* removed the old oil fired boiler and begun work to replace it with a wood-fired high efficiency central heating system which uses renewable wood pellets in place of a scarce fossil fuel;
* equipped much of the business using second-hand materials, maybe not quite as shiny and fun to use as brand new, but less wasteful and better for the planet;
* selected eco-friendly toiletries and cotton towelling products for use in the toilets and the letting rooms;
* arranged for the recycling of much of the waste and rubbish left behind by the previous publicans; and
* wherever possible used decorating materials with the lowest possible impact on the environment.
As the business starts trading, you will see us:
* compost the vast majority of our food waste from the kitchens;
* re-use or recycle all the glass, cans, plastic, cardboard and oil;
* install water butts to make efficient use of rainwater to water the gardens and hanging baskets;
* trading only with suppliers who take the environment as seriously as we do;
* informing you of the environmental efforts being made by our various suppliers, so you can make informed choices about what you eat and drink;
* growing some produce on our own land, to bring the ‘food miles’ to an absolute minimum; and
* fitting timers to lights and other electrical equipment to minimise unnecessary use.
Eventually, when the business can afford it, we intend to:
* replace the metal windows with state-of-the-art double glazing (but in wooden frames, in keeping with the style of the village and returning the building more to its original look;
* address the poor insulation of the property;
* fit solar panels where appropriate to generate at least some of our own electricity; and
* establish our own ‘carbon offsetting’ scheme so that we can genuinely become a carbon-neutral business.

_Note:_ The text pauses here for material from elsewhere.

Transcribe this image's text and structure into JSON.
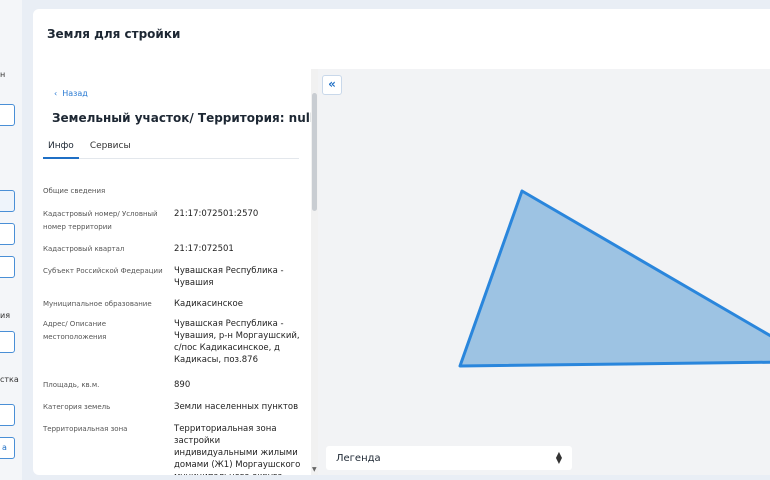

We don’t want to be preachy about it, and if you leave a light on somewhere we won’t lecture you about rising sea levels. But we hope that we can show you that caring for the planet doesn’t mean giving up on having a good time. And we hope we can show to other publicans that the pub trade doesn’t have to be bad for the planet.